Material for the task section start
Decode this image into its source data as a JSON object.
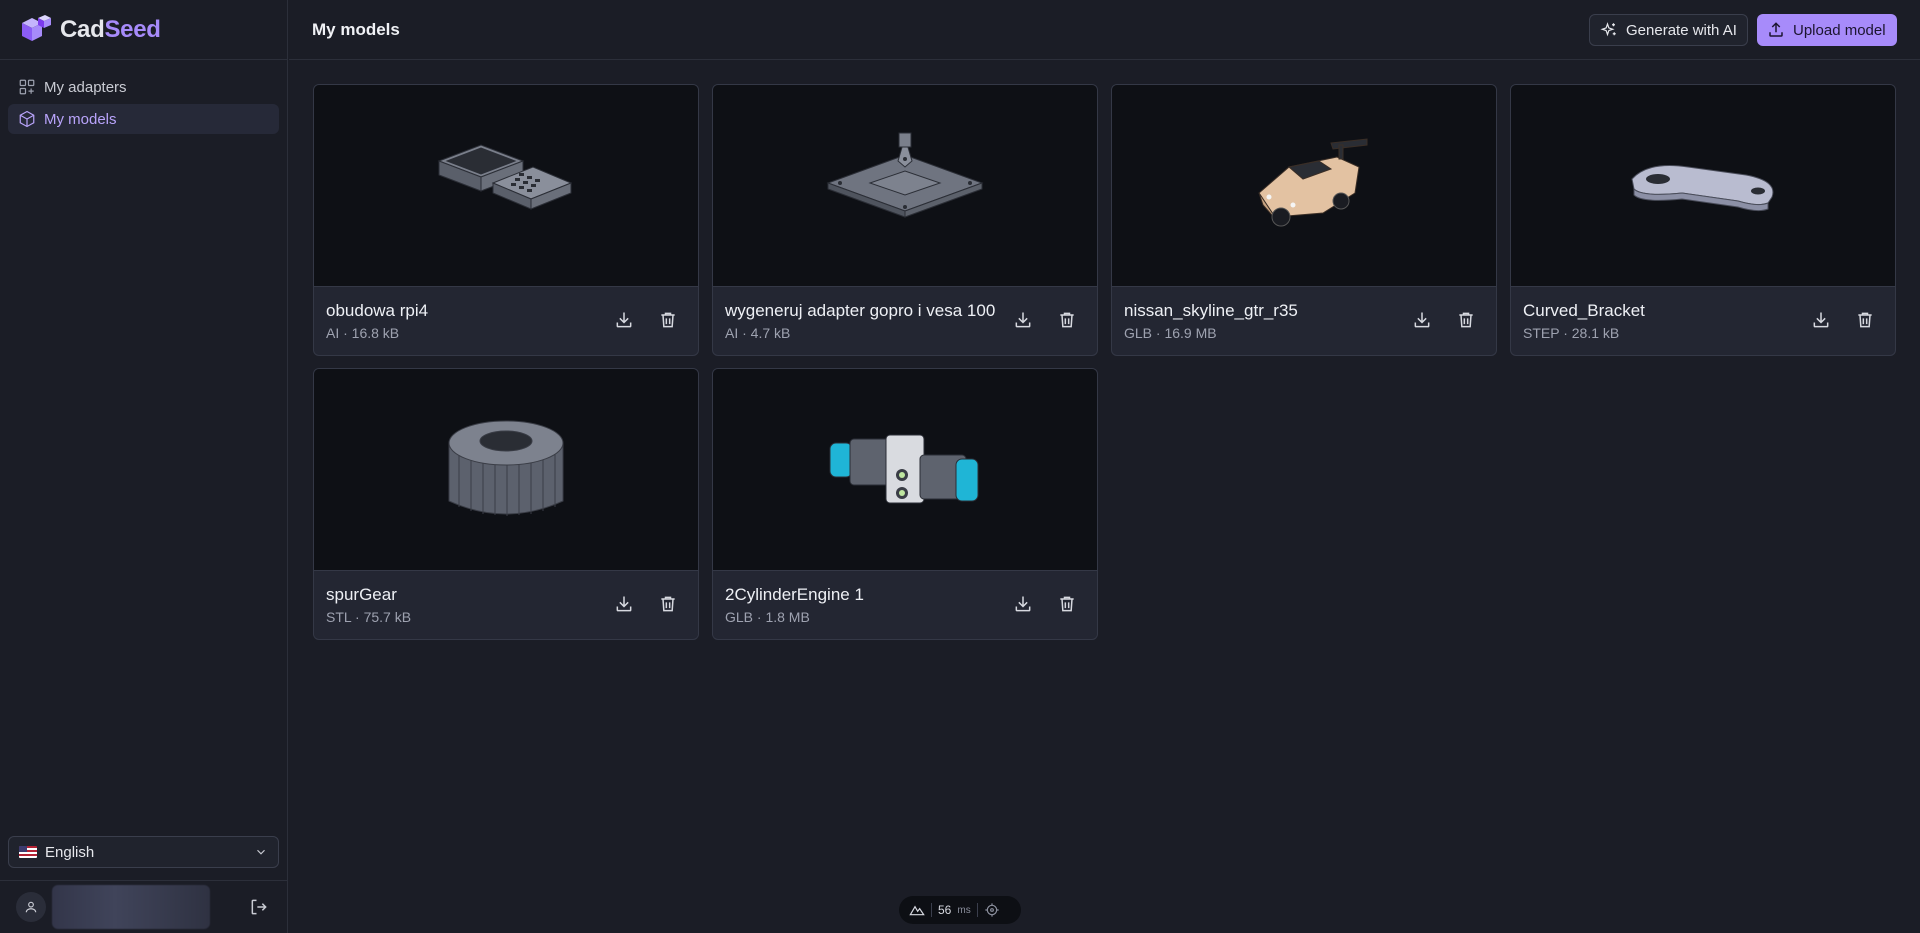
{
  "brand": {
    "name_part1": "Cad",
    "name_part2": "Seed"
  },
  "sidebar": {
    "items": [
      {
        "label": "My adapters",
        "icon": "grid-plus-icon",
        "active": false
      },
      {
        "label": "My models",
        "icon": "cube-icon",
        "active": true
      }
    ],
    "language": {
      "selected": "English",
      "flag": "us-flag-icon"
    }
  },
  "header": {
    "title": "My models",
    "generate_label": "Generate with AI",
    "upload_label": "Upload model"
  },
  "models": [
    {
      "name": "obudowa rpi4",
      "meta": "AI · 16.8 kB",
      "preview": "enclosure"
    },
    {
      "name": "wygeneruj adapter gopro i vesa 100",
      "meta": "AI · 4.7 kB",
      "preview": "plate"
    },
    {
      "name": "nissan_skyline_gtr_r35",
      "meta": "GLB · 16.9 MB",
      "preview": "car"
    },
    {
      "name": "Curved_Bracket",
      "meta": "STEP · 28.1 kB",
      "preview": "bracket"
    },
    {
      "name": "spurGear",
      "meta": "STL · 75.7 kB",
      "preview": "gear"
    },
    {
      "name": "2CylinderEngine 1",
      "meta": "GLB · 1.8 MB",
      "preview": "engine"
    }
  ],
  "devtool": {
    "value": "56",
    "unit": "ms"
  },
  "colors": {
    "accent": "#a78bfa",
    "background": "#1b1d26",
    "card": "#232632"
  }
}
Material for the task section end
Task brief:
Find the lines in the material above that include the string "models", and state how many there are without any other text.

Output of the exercise:
3